As part of our Michigan and Michigan State Dunk High release with Premier in Grand Rapids, we commissioned art collective Hamtramck Ceramck to create a a set of one-of-a-kind skate wheels we’ll be sending out to a few lucky recipients with their Dunks, filtering skateboarding, basketball, and classic collegiate aesthetics through their unique lens. We’ve been fans of Hamtramck Cermack for awhile now, and saw this as a great occasion to finally work with them directly. This feature also appears in the zine we produced to commemorate this release, shipping out with all pairs of the Dunks as well as all private label apparel from Notre and Premier.
Hamtramck Ceramck is an artist collective and curatorial project that uses ceramics as a vehicle for collaboration. It was founded in 2015, and its current active members are Braden Baer (from Port Huron, MI), Amber Locke (from Ann Arbor, MI), and Ben Saginaw (from Geneva, IN).
The members of the group maintain a consistent ceramic practice in the studio space, creating objects and collaborating frequently both within and beyond the collective. The current group aren't traditionally trained ceramic artists, and tend to approach the medium with a sense of freedom and curiosity—in a sometimes stuffy medium, their work stands out for its sense of playful exploration. Their works are sometimes functional, sometimes ornamental, each possessing their own historical—and often pop cultural—significance and representing the collective’s shared memories and interests.
The collective’s studio functions in many ways as a hub for the Hamtramck art community. It's a center of activity, with people constantly popping in to say hello, have a beer, or to work on a one-off ceramic piece. Pre-Covid, the studio had opened itself to local Hamtramck kids to stop by, make objects, and participate in free, informal instructional classes. The vibe of the space is open and upbeat. Portage Garage, which houses the studio, is also the home to an exhibition space and Portage Garage Sounds, a record label and recording studio. With all of this activity, it's incredibly rare to stop by the studio in the evenings and find fewer than four people in the building. Speaking collectively about Hamtramck, the crew says: “Outside of Queens, NY, it has one of the highest per capita rates of different national backgrounds represented in the community. It’s also one of two separate municipalities inside Detroit, the other being Highland Park—similar to the Vatican or something.”

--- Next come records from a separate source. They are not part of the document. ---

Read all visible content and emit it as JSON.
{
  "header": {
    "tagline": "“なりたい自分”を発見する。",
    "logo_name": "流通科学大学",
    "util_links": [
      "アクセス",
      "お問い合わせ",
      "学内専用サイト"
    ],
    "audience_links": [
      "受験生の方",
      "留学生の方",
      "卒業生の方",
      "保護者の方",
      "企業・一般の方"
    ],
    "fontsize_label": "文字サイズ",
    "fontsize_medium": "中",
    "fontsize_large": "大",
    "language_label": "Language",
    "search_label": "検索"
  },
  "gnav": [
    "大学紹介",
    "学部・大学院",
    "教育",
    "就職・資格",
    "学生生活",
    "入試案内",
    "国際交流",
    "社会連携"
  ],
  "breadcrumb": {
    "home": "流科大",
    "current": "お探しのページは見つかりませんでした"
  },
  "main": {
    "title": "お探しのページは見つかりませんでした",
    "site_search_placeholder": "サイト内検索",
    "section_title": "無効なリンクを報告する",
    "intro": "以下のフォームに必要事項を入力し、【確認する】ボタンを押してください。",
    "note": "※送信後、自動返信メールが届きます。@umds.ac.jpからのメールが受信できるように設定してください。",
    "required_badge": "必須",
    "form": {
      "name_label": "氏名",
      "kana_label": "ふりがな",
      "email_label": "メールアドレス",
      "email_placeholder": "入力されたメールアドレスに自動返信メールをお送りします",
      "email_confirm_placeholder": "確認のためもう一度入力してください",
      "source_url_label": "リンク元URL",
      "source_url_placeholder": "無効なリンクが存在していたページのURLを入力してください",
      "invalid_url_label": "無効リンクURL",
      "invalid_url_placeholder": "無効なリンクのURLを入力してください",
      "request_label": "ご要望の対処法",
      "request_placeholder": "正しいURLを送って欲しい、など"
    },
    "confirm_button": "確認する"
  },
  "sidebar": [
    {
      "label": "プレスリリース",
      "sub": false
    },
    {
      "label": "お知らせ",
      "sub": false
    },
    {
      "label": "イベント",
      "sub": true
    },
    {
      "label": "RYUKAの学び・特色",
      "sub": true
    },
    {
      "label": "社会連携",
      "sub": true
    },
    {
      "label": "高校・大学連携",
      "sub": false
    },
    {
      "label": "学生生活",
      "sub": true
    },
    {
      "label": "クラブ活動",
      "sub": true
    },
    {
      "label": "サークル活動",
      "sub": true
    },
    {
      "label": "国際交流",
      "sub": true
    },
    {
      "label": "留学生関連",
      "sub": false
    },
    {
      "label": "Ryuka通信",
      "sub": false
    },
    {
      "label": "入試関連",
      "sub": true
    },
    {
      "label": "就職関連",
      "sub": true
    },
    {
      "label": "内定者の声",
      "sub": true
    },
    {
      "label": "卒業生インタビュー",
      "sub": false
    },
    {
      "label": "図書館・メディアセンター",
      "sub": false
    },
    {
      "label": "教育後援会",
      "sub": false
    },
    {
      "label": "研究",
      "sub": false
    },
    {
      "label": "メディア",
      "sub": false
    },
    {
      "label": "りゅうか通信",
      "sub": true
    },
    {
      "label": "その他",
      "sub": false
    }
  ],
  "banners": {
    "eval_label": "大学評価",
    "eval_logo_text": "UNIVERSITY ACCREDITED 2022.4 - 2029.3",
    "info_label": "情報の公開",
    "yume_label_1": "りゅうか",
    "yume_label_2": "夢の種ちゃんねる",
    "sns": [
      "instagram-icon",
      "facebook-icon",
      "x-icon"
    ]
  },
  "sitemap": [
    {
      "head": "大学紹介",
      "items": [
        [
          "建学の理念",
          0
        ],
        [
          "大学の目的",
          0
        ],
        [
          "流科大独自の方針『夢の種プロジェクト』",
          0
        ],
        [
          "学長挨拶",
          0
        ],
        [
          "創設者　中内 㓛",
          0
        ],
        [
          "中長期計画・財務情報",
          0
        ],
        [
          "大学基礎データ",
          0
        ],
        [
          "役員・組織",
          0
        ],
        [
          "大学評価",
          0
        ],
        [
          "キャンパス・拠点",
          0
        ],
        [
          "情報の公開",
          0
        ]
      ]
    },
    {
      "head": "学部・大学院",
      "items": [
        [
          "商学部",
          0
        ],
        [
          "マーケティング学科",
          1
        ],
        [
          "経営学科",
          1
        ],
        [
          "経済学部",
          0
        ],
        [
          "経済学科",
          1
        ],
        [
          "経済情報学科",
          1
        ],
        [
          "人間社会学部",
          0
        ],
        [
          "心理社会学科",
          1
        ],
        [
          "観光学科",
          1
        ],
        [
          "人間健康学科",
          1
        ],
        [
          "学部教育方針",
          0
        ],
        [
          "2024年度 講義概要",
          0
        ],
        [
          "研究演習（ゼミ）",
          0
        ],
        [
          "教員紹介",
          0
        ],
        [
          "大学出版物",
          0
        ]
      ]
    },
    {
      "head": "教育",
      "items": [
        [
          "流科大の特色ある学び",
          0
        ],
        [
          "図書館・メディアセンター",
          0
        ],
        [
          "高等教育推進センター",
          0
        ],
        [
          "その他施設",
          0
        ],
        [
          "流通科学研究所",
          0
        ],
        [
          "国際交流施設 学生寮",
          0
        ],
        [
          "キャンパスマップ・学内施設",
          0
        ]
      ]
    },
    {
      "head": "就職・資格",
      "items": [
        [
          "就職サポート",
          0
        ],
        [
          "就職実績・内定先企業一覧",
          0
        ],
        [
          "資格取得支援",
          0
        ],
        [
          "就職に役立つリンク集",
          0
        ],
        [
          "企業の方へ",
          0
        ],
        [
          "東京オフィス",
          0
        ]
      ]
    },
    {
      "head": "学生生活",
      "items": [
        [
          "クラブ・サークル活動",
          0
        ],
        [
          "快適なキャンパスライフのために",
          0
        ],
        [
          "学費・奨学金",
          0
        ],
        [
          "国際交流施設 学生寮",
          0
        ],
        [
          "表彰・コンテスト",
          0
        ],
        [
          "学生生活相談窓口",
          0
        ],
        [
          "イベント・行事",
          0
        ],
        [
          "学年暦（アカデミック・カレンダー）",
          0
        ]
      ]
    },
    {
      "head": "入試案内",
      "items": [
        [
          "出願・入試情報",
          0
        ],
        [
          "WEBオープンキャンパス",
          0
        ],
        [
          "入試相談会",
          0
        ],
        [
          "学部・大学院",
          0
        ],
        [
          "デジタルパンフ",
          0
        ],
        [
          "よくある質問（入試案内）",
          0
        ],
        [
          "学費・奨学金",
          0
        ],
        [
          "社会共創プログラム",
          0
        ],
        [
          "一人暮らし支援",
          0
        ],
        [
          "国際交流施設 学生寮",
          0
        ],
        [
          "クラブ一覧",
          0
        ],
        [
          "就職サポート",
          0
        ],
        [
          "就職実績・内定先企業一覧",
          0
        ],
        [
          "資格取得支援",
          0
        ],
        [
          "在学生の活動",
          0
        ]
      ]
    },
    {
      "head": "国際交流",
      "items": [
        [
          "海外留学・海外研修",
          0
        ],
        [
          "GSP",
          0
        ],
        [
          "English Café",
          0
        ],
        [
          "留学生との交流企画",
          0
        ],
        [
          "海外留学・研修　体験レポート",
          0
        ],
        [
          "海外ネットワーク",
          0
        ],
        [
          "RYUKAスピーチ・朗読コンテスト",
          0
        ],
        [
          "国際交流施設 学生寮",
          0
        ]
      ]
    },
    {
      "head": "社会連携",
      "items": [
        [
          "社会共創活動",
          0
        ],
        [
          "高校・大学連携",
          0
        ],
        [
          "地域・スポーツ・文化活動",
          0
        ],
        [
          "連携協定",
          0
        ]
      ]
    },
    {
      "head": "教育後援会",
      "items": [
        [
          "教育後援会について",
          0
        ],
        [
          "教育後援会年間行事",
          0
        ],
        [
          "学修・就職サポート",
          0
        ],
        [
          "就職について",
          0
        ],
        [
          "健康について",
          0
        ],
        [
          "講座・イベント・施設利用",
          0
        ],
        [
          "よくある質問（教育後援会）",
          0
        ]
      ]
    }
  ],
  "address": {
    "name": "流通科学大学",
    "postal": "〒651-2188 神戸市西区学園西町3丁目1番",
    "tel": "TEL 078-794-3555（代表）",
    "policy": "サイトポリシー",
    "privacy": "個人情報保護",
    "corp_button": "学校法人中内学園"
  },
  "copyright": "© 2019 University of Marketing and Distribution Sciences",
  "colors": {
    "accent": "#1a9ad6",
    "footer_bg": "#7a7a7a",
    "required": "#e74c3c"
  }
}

Matching the building’s freeform energy, the Hamtramck Ceramck crew involve themselves in all sorts of projects beyond their ceramic practice, making zines, shirts, bags, staging exhibitions, and more. It’s tough to pin down exactly what Hamtramck Ceramck means—that’s a big part of its appeal.
Speaking about the impact skating has had on their work, the crew says: “Skating to us was never about athletics, but rather about anti-authoritarian energy. The beauty is that it wasn’t sport and that the only rule was self-expression. It was one of the first DIY cultures we engrained ourselves in that included fashion, architecture, film, music, and art. Whether or not we all were ‘skaters,’ we all have an interest in the community and are aligned adjacently. Sports is part of culture, and as artists I think our general discourse is to assess/regurgitate/critique/assemble cultural signifiers into charged objects or images. While our work isn’t about sports, we often cite things in sports that have meaning beyond athletics.”